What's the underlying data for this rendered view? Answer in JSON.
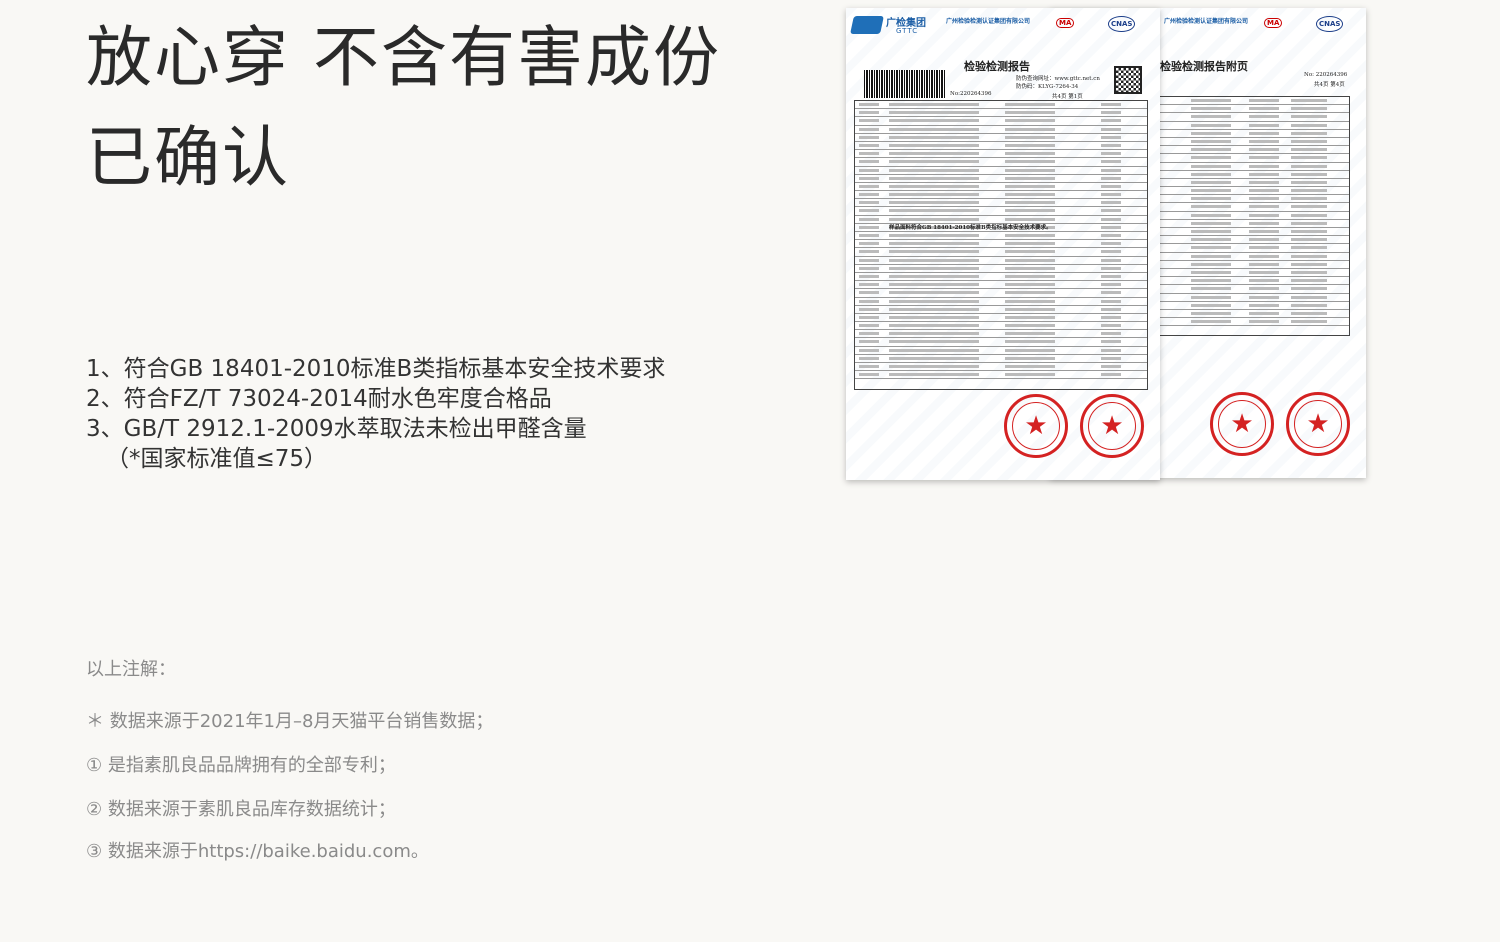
{
  "headline": {
    "line1": "放心穿 不含有害成份",
    "line2": "已确认"
  },
  "features": [
    "1、符合GB 18401-2010标准B类指标基本安全技术要求",
    "2、符合FZ/T 73024-2014耐水色牢度合格品",
    "3、GB/T 2912.1-2009水萃取法未检出甲醛含量",
    "（*国家标准值≤75）"
  ],
  "notes": {
    "heading": "以上注解：",
    "items": [
      "＊  数据来源于2021年1月–8月天猫平台销售数据；",
      "①  是指素肌良品品牌拥有的全部专利；",
      "②  数据来源于素肌良品库存数据统计；",
      "③  数据来源于https://baike.baidu.com。"
    ]
  },
  "report": {
    "brand": "广检集团",
    "brand_en": "GTTC",
    "company": "广州检验检测认证集团有限公司",
    "cert1": "MA",
    "cert2": "CNAS",
    "title": "检验检测报告",
    "number": "No:220264396",
    "verify_url": "防伪查询网址：www.gttc.net.cn",
    "verify_code": "防伪码：KLYG-7264-34",
    "page": "共4页 第1页",
    "conclusion": "样品面料符合GB 18401-2010标准B类指标基本安全技术要求。",
    "appendix_title": "检验检测报告附页",
    "appendix_number": "No: 220264396",
    "appendix_page": "共4页 第4页",
    "stamp_symbol": "★"
  }
}
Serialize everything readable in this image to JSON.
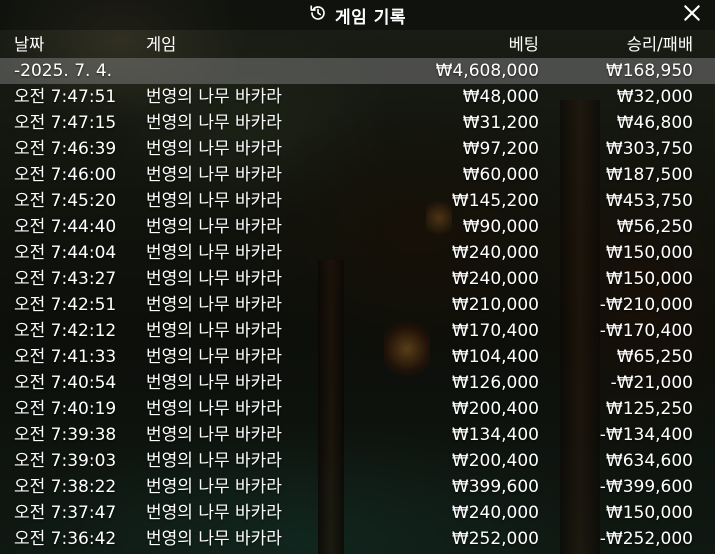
{
  "window": {
    "title": "게임 기록",
    "title_icon": "history-icon",
    "close_icon": "close-icon"
  },
  "columns": {
    "time": "날짜",
    "game": "게임",
    "bet": "베팅",
    "result": "승리/패배"
  },
  "date_group": {
    "label": "-2025. 7. 4.",
    "bet_total": "₩4,608,000",
    "result_total": "₩168,950"
  },
  "rows": [
    {
      "time": "오전 7:47:51",
      "game": "번영의 나무 바카라",
      "bet": "₩48,000",
      "result": "₩32,000"
    },
    {
      "time": "오전 7:47:15",
      "game": "번영의 나무 바카라",
      "bet": "₩31,200",
      "result": "₩46,800"
    },
    {
      "time": "오전 7:46:39",
      "game": "번영의 나무 바카라",
      "bet": "₩97,200",
      "result": "₩303,750"
    },
    {
      "time": "오전 7:46:00",
      "game": "번영의 나무 바카라",
      "bet": "₩60,000",
      "result": "₩187,500"
    },
    {
      "time": "오전 7:45:20",
      "game": "번영의 나무 바카라",
      "bet": "₩145,200",
      "result": "₩453,750"
    },
    {
      "time": "오전 7:44:40",
      "game": "번영의 나무 바카라",
      "bet": "₩90,000",
      "result": "₩56,250"
    },
    {
      "time": "오전 7:44:04",
      "game": "번영의 나무 바카라",
      "bet": "₩240,000",
      "result": "₩150,000"
    },
    {
      "time": "오전 7:43:27",
      "game": "번영의 나무 바카라",
      "bet": "₩240,000",
      "result": "₩150,000"
    },
    {
      "time": "오전 7:42:51",
      "game": "번영의 나무 바카라",
      "bet": "₩210,000",
      "result": "-₩210,000"
    },
    {
      "time": "오전 7:42:12",
      "game": "번영의 나무 바카라",
      "bet": "₩170,400",
      "result": "-₩170,400"
    },
    {
      "time": "오전 7:41:33",
      "game": "번영의 나무 바카라",
      "bet": "₩104,400",
      "result": "₩65,250"
    },
    {
      "time": "오전 7:40:54",
      "game": "번영의 나무 바카라",
      "bet": "₩126,000",
      "result": "-₩21,000"
    },
    {
      "time": "오전 7:40:19",
      "game": "번영의 나무 바카라",
      "bet": "₩200,400",
      "result": "₩125,250"
    },
    {
      "time": "오전 7:39:38",
      "game": "번영의 나무 바카라",
      "bet": "₩134,400",
      "result": "-₩134,400"
    },
    {
      "time": "오전 7:39:03",
      "game": "번영의 나무 바카라",
      "bet": "₩200,400",
      "result": "₩634,600"
    },
    {
      "time": "오전 7:38:22",
      "game": "번영의 나무 바카라",
      "bet": "₩399,600",
      "result": "-₩399,600"
    },
    {
      "time": "오전 7:37:47",
      "game": "번영의 나무 바카라",
      "bet": "₩240,000",
      "result": "₩150,000"
    },
    {
      "time": "오전 7:36:42",
      "game": "번영의 나무 바카라",
      "bet": "₩252,000",
      "result": "-₩252,000"
    }
  ]
}
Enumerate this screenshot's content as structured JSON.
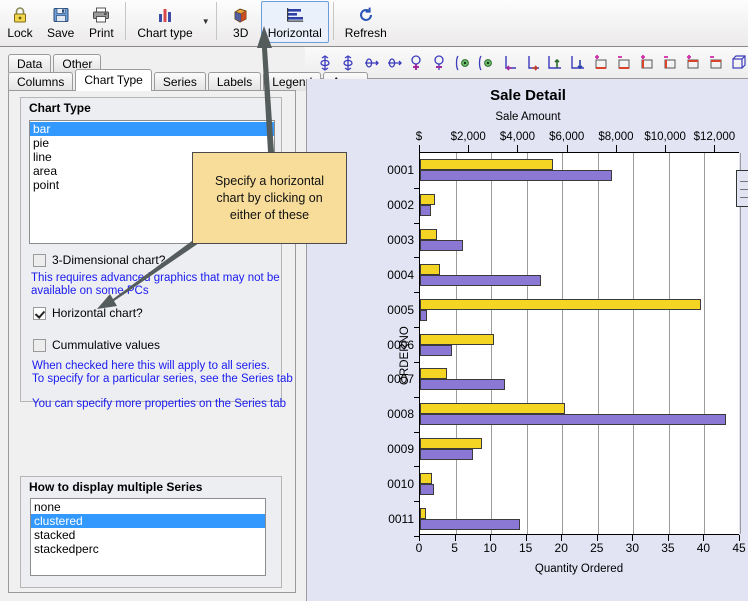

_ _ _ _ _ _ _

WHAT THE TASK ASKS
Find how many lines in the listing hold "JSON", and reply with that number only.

SOLUTION TO THIS PROBLEM
3